The authoritative compendium of facts, statistics, photographs, and analysis that defines baseball in its formative first decades
This comprehensive reference work covers the early years of major league baseball from the first game—May 4, 1871, a 2-0 victory for the Fort Wayne Kekiongas over the visiting Cleveland Forest City team—through the 1900 season. Baseball historian David Nemec presents complete team rosters and detailed player, manager, and umpire information, with a wealth of statistics to warm a fan’s heart.
Sidebars cover a variety of topics, from oddities—the team that had the best record but finished second—to analyses of why Cleveland didn’t win any pennants in the 1890s. Additional benefits include dozens of rare illustrations and narrative accounts of each year’s pennant race. Nemec also carefully charts the rule changes from year to year as the game developed by fits and starts to formulate the modern rules. The result is an essential work of reference and at the same time a treasury of baseball history.

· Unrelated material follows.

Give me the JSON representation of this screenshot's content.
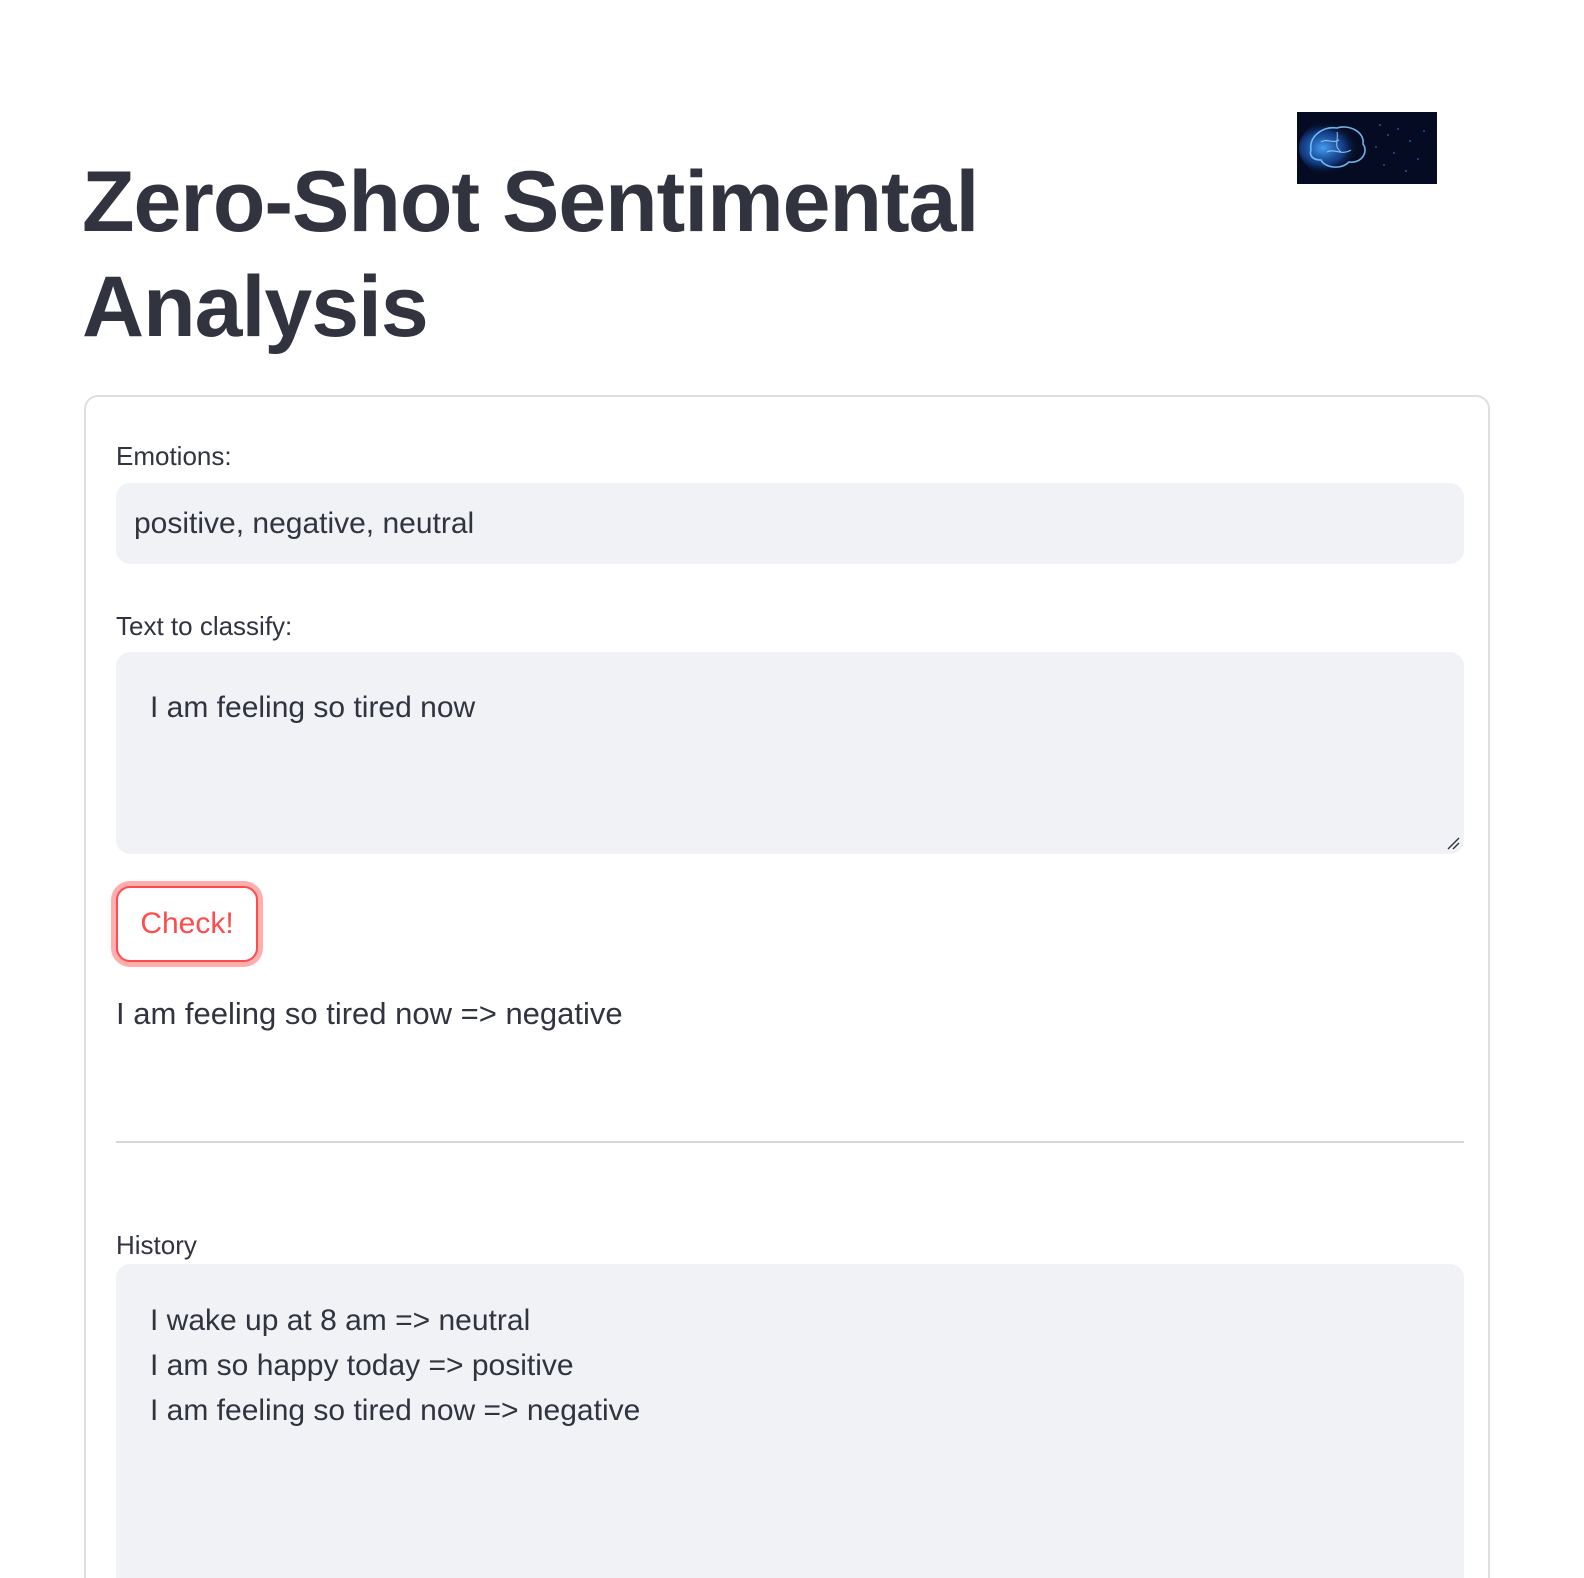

This new edition adds much material unearthed since the first edition, fills gaps, and corrects errors, while presenting a number of new stories and fascinating details. David Nemec began the lifetime labor that helped produced this work in 1954 and admits it may never end, as there always will be some obscure player whose birth date has not yet been found. Until perfection is achieved, this work offers state-of-the-art accuracy and detail beyond that supplied by even modern baseball encyclopedias. As Casey Stengel, who was born during this era, was wont to say, “you could look it up.” Now you can.